Meanwhile, Searen representatives noted the nation faces increasing demand for a limited resource, clean water. And current wastewater-treatment processes “are outdated, complex, expensive, and energy-intensive,” according to their presentation.
Searen’s water-cleaning process, a vacuum-air-lift, “is a multi-function device that cleans water using low energy,” the company announced. A vacuum pump draws water up a small tower, and bubbles rise in the tower, they cause extraction of wastes, gases and solids into a tank that discharges them from the system, leaving the clean water.
Using the forces of atmospheric pressure and gravity, the energy-efficient process.
Searen’s first market aim is farm-raised fish.
Antony Seppi of the Hamilton Mill and Pipeline H2O programs, said one of the water-tech program’s slogans is “Pilot locally, deploy globally.”
Aside for a chance at the two $25,000 prizes, the program helped the five businesses and one non-profit organization to hone their presentation skills, work with mentors and work with companies and utilities that could help improve their products.
The Pipeline program put companies in touch with food and beverage companies, such as Pepsi, with the U.S. Environmental Protection Agency, and with utilities in the region, including those at the city of Hamilton, in Cincinnati and Northern Kentucky. The firms also met with the Greater Cincinnati Foundation for assistance.

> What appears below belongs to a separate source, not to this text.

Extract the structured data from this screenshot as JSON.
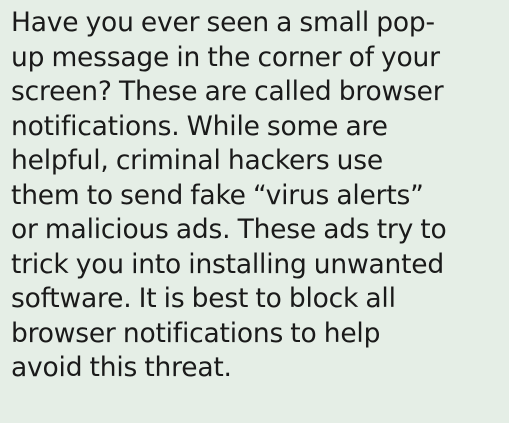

In addition to helping the businesses grow, their products can help create “smarter cities, more efficient cities,” Seppi said.
The winners of the $25,000 prizes were chosen in a unique way: Over the course of about 15 weeks, the participating six businesses ranked their competition in six categories, which were weighted. The two winners were the ones with highest scores.
Several of the six groups not only have the potential to make money, but they also have the ability to improve people’s lives.
- AguaClara, based in Ithaca, N.Y., a non-profit, builds municipal-sized water treatment facilities in poor countries such as Honduras and India.
- ANDalyze, of Champaign, Ill., has created devices that can test for heavy metals and other dangerous contaminants in water. Rather than taking weeks and hundreds of dollars per sample, its hand-held devices can test water for the contaminants in less than a minute for about $6.
- kWRiver Hydroelectric, based in Hamilton, has developed hydroelectric facilities that can be used at low-level dams, like the one on the Great Miami River south of downtown Hamilton, to produce environmentally friendly electricity.
- And WaterStep, based in Louisville, Ky., has developed a compact "Water on Wheels" unit that provides rapid-response water-cleaning that's needed in disasters and emergencies, where water is at a premium.